is this you? Claim your profile.
is this you? Claim your profile.
+ Get 10 Free Contacts a Month
It's free and takes 30 seconds
14th Combat Support Hospital
In the case of Marc Dibernardo, a staff sergeant with the U.S. Army, competing in these events, in what most would consider extreme conditions, is a way to raise awareness and support to causes that are very ... Read More >
Marc DiBernardo, the military is family and service is a tradition.His family has served for generations -- his father and grandfather both were in the armed forces.DiBernardo, a 20-year-old from New York, respects those who have served in the U.S. Army before him.That's why he's helping veterans spruce up their homes with a crew of House of Heroes volunteers."To me, if you wore a green suit, you deserve as much respect as I get now," said DiBernardo, a mechanic of the 14th Combat Support Hospital at Fort Benning.This year, he and other soldiers from the unit will work on three homes in Columbus.
In the case of Marc Dibernardo, a staff sergeant with the U.S. Army, competing in these events, in what most would consider extreme conditions, is a way to raise awareness and support to causes that are very dear to him - wounded warriors.

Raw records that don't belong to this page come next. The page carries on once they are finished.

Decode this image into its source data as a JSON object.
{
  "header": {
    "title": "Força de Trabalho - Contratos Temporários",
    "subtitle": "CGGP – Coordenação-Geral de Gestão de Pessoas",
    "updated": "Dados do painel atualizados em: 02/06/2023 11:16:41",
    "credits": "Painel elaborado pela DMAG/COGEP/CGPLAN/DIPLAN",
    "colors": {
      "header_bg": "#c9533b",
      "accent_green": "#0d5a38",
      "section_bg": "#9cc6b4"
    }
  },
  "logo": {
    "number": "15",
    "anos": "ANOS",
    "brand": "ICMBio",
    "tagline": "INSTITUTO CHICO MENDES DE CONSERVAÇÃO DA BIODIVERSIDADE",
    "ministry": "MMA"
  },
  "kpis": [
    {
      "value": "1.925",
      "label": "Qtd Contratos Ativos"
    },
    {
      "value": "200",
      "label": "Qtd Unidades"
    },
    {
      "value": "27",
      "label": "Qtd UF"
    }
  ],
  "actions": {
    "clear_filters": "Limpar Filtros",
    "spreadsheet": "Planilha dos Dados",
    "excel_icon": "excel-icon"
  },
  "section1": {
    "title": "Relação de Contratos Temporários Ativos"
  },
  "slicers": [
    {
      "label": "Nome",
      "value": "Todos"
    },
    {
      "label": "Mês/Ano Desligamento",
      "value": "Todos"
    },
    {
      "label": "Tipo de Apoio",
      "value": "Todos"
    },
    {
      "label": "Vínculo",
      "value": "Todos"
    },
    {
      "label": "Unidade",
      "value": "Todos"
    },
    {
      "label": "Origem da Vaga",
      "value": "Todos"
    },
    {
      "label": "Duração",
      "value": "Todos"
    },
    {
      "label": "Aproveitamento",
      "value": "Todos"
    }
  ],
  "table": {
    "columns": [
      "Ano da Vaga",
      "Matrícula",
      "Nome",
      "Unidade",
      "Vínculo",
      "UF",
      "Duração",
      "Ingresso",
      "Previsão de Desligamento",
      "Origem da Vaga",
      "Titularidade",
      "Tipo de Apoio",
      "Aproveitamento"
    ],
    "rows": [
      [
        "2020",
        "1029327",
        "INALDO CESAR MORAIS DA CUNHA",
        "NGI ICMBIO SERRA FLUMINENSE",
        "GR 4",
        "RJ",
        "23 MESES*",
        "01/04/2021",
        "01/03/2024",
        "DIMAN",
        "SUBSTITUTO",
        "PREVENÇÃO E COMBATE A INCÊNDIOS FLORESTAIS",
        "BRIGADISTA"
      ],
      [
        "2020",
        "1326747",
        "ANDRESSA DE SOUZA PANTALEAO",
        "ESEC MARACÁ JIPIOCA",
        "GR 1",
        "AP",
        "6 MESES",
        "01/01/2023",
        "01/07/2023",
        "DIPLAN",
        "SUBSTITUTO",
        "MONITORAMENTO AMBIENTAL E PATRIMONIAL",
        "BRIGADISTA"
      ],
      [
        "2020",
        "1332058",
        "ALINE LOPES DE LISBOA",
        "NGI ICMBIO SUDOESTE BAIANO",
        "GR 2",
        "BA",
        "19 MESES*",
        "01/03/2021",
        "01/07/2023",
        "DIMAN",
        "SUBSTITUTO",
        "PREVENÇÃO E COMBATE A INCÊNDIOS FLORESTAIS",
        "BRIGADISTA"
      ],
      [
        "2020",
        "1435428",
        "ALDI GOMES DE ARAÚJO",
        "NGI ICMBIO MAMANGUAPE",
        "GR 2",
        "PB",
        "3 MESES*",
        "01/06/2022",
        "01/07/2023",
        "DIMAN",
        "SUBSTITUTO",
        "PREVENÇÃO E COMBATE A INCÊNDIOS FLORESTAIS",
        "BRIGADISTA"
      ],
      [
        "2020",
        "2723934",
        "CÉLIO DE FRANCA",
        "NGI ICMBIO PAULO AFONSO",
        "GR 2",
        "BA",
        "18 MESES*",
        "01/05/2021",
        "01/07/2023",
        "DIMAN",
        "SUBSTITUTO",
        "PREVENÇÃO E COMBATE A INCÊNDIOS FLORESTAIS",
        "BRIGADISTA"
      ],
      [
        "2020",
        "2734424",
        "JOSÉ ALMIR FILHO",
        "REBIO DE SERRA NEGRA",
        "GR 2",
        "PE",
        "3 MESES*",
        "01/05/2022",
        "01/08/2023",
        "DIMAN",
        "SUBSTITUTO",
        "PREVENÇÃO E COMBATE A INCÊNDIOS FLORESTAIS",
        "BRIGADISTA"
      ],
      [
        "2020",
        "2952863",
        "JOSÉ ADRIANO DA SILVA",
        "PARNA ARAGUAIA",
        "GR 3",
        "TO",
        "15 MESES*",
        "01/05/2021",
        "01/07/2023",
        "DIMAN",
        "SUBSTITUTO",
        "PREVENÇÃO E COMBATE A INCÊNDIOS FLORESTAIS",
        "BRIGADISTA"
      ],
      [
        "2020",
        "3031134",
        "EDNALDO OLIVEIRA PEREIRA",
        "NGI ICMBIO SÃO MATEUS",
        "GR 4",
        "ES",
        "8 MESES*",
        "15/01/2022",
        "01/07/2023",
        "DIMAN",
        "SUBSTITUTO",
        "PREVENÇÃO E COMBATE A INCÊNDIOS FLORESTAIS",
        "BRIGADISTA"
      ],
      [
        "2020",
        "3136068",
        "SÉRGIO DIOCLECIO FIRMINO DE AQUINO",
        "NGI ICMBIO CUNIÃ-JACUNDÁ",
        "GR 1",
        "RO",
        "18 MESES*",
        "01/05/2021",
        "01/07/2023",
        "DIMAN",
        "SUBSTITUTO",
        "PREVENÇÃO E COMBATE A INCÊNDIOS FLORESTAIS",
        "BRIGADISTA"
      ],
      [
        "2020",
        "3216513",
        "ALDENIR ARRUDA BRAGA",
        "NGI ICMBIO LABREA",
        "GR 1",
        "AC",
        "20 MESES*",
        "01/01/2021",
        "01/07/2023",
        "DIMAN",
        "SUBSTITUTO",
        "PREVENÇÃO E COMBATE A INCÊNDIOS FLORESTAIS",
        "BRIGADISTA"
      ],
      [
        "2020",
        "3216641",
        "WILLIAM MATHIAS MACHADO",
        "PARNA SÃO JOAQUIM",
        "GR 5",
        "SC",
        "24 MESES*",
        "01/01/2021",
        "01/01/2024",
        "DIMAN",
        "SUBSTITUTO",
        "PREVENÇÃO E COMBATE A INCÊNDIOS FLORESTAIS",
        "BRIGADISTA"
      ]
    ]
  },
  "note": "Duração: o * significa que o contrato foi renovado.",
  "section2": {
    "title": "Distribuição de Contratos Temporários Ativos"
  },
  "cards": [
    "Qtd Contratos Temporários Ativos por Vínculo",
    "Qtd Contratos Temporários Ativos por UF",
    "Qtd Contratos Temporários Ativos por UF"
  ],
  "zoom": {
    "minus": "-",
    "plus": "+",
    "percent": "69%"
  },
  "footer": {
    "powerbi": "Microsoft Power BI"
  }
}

What is so extreme about the way he competes in races you may ask? Consider the fact that he races wearing either a gas mask or full military gear (including helmet, body armor, and boots). It is safe to say that either of these scenarios would cause significant impairments for the average racer. Dibernardo has broken world records wearing both. The latest, which has yet to be officially confirmed by the Guinness Book of World Records, was completed Saturday at the Go Commando Half-Marathon in Clarksville, Tenn. Dibernardo, wearing full military gear, completed the race in one hour and 51 minutes. Nine minutes faster than the record established by Guinness. For Dibernardo it started in 2003 at Ft. Benning, Ga., while assigned to the 36th Engineer Battalion. The unit conducted NBC (Nuclear, Biological, and Chemical) Olympics in which unit personnel would compete in events utilizing their NBC gear. The goal - individuals gain familiarity with their equipment. Dibernardo became more than just familiar with his equipment. He became comfortable with it. His first world record came in May 2011 when he completed the North Shore Marathon in 3 hours and 49 minutes in a gas mask. His second world record was at last year's Go Commando Half Marathon, completing the course in 1 hour and 35 minutes while again wearing a gas mask. If you ask Dibernardo about the records he will simply shrug his shoulders and provide a short explanation because what he would rather discuss are the reasons why he competes in the first place. "My hope is that these records will grab the public's attention and garner additional volunteer support towards these programs," said Dibernardo. "These records are great, but they are only a means to the end, which is to help our veterans." When asked what new challenge he intends to seek out in the future, he quickly responds with wanting to complete a triathlon wearing a gas mask and then down the road maybe climbing Mount Everest. The reason is quite simple. "Folks always come up to me and ask me why I race the way I do. That simple question opens the door for me to talk about my causes," stated Dibernardo. "If I can make just a couple of folks at each race aware of how they can help or assist, then the sweat and effort is completely worth it." It is safe to say that we will continue to see and hear Marc Dibernardo finding new and unique ways to not only challenge himself, but more importantly raise awareness.
In the case of Marc Dibernardo, a staff sergeant with the U.S. Army, competing in these events, in what most would consider extreme conditions, is a ... FULL STORY
Staff Sergeant Marc Dibernardo transported it, folded up, while running 26.2 miles in the Hawaii heat in a gas mask.